Content starts
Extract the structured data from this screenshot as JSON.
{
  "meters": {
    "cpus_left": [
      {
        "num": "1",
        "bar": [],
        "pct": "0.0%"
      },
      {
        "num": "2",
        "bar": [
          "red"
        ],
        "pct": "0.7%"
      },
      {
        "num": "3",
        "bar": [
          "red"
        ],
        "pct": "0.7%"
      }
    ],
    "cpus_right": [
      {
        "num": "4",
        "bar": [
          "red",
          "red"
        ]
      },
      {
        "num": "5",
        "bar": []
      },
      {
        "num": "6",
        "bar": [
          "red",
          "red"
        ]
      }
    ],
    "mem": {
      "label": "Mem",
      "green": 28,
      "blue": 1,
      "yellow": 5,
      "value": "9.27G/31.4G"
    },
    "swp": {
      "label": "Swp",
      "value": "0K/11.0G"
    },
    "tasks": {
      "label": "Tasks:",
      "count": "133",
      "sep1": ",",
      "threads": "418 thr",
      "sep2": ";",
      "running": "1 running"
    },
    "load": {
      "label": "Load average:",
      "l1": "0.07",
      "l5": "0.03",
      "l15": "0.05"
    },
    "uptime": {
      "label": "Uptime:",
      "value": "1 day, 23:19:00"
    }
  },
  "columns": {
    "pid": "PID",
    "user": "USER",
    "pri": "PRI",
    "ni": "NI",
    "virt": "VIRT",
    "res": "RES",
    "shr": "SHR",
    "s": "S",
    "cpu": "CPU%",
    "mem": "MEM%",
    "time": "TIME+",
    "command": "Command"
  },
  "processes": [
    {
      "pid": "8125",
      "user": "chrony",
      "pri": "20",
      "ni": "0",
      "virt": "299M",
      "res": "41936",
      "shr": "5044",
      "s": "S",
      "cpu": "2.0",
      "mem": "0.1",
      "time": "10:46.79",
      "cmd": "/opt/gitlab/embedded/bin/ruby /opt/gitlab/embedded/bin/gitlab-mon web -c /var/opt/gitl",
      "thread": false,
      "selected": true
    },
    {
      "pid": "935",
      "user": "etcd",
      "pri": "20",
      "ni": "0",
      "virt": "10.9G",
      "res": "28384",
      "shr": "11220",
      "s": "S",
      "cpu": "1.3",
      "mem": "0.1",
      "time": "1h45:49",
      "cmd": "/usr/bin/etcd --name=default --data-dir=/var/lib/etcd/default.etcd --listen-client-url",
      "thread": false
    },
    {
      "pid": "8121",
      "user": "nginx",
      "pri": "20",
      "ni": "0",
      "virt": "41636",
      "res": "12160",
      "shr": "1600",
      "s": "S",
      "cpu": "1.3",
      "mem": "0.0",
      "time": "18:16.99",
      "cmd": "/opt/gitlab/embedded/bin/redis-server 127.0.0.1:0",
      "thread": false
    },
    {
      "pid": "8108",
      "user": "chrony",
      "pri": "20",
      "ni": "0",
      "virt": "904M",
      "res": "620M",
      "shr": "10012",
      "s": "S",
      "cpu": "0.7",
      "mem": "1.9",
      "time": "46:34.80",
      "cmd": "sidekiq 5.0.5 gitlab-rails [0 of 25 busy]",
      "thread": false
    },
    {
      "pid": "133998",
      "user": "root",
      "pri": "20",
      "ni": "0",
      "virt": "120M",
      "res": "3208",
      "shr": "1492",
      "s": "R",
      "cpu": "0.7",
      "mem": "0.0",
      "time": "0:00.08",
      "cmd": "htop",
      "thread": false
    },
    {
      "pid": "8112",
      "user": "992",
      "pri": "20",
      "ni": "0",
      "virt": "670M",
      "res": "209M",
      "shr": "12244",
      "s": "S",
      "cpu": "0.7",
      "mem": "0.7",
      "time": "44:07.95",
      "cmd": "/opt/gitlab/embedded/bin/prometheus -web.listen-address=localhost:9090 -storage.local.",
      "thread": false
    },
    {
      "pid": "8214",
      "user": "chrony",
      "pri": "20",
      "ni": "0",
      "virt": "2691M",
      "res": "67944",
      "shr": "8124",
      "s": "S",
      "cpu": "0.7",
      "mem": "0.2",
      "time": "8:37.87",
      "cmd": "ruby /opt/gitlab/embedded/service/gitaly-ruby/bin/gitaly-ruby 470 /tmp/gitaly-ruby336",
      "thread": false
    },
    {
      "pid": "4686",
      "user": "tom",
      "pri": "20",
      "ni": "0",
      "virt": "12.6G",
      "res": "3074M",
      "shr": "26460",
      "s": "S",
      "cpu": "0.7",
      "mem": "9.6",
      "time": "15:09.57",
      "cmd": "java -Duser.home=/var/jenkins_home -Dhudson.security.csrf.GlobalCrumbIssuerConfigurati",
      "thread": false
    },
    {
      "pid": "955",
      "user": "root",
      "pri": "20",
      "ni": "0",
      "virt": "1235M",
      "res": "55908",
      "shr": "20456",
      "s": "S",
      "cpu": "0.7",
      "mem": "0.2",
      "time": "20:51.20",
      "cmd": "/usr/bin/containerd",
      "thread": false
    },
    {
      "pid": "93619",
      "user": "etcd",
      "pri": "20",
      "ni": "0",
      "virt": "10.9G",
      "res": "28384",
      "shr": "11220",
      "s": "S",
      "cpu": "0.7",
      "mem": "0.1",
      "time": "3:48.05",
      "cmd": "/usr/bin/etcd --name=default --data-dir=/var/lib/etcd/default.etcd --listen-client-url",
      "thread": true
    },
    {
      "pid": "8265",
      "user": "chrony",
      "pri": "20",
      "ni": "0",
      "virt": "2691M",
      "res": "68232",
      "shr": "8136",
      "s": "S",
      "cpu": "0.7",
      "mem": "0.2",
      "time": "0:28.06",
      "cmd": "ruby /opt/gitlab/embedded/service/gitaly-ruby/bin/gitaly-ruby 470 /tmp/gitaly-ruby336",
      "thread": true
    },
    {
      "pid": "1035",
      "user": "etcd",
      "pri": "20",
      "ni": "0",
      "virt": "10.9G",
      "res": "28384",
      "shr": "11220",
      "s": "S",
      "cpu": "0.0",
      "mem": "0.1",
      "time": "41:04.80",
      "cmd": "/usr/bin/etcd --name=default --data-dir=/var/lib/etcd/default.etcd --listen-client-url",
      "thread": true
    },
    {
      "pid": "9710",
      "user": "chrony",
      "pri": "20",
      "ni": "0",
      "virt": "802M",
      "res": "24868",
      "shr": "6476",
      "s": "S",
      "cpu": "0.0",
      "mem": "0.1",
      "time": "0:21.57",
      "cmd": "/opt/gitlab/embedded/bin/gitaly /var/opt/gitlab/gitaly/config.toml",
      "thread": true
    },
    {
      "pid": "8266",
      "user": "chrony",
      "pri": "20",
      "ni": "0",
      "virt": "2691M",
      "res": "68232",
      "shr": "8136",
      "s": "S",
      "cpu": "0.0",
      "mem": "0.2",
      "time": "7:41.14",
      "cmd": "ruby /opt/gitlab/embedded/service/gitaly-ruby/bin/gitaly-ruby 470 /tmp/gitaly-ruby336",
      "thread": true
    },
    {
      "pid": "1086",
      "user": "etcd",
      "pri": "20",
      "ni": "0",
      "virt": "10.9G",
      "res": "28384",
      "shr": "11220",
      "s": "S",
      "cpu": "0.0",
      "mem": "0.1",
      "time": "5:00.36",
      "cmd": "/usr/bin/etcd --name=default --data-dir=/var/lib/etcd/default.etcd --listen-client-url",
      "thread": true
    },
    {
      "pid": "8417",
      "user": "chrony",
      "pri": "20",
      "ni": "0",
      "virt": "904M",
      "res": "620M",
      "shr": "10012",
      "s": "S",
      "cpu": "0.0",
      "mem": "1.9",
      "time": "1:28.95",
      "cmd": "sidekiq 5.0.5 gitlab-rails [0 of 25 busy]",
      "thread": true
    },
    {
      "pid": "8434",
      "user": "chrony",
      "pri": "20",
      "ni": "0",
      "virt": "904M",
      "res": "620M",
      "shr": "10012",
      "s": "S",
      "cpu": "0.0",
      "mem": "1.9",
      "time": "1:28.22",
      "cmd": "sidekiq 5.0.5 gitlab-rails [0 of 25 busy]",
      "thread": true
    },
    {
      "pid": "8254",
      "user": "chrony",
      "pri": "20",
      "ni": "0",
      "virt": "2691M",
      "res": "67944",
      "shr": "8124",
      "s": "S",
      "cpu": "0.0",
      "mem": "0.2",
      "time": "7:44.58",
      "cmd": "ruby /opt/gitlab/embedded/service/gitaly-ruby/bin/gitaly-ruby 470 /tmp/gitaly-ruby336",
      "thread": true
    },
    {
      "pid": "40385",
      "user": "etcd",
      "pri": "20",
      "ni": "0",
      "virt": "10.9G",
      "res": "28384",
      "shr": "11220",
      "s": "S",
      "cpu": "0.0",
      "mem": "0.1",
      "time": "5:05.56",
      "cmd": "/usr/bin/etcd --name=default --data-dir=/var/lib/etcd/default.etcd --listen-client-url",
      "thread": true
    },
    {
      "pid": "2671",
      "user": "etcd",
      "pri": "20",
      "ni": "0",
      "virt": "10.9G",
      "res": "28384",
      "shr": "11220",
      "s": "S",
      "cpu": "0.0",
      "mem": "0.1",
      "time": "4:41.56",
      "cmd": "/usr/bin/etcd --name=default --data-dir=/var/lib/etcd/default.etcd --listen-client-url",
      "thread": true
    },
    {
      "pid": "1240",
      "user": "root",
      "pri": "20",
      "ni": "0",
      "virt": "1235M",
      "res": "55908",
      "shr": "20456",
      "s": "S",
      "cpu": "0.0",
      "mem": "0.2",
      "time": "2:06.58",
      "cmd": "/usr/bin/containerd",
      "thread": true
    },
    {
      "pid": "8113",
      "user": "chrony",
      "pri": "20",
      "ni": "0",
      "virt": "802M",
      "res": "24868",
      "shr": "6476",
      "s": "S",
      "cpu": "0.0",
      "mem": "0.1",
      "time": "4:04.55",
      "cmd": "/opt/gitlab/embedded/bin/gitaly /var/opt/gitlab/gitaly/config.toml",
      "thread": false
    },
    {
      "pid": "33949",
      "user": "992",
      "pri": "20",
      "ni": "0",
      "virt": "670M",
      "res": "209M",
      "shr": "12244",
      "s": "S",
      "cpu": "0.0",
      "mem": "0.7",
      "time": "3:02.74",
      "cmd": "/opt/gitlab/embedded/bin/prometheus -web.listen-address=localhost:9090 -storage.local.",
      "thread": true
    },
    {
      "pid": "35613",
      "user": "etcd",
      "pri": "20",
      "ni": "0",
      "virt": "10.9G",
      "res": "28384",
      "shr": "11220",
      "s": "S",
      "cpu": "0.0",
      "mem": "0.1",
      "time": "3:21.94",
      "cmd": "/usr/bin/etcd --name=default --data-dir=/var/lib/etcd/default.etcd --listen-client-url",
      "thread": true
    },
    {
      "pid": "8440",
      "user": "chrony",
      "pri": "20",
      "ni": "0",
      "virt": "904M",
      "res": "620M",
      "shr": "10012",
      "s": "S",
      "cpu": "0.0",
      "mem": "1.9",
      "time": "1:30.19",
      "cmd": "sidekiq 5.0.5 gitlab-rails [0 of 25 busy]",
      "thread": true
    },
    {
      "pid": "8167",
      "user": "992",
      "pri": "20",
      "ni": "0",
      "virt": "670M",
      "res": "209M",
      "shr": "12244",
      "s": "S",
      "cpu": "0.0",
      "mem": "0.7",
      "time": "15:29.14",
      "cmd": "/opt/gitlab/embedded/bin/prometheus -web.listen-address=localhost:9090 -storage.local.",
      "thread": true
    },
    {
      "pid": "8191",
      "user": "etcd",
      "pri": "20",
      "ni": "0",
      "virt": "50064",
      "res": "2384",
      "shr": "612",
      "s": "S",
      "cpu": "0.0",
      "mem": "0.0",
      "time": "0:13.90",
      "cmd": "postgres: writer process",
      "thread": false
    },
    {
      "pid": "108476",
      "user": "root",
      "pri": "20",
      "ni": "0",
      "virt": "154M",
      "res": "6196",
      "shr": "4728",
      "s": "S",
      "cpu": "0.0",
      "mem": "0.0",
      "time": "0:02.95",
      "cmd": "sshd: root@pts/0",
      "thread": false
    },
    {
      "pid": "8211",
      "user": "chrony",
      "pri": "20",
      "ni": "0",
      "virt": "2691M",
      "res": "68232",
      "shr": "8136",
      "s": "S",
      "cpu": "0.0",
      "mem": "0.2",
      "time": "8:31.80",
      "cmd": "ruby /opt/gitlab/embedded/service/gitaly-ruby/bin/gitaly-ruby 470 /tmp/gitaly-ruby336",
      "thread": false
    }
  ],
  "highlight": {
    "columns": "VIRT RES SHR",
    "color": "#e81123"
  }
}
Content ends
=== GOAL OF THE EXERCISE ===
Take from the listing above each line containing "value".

=== SOLUTION FOR THIS TASK ===
      "value": "9.27G/31.4G"
      "value": "0K/11.0G"
      "value": "1 day, 23:19:00"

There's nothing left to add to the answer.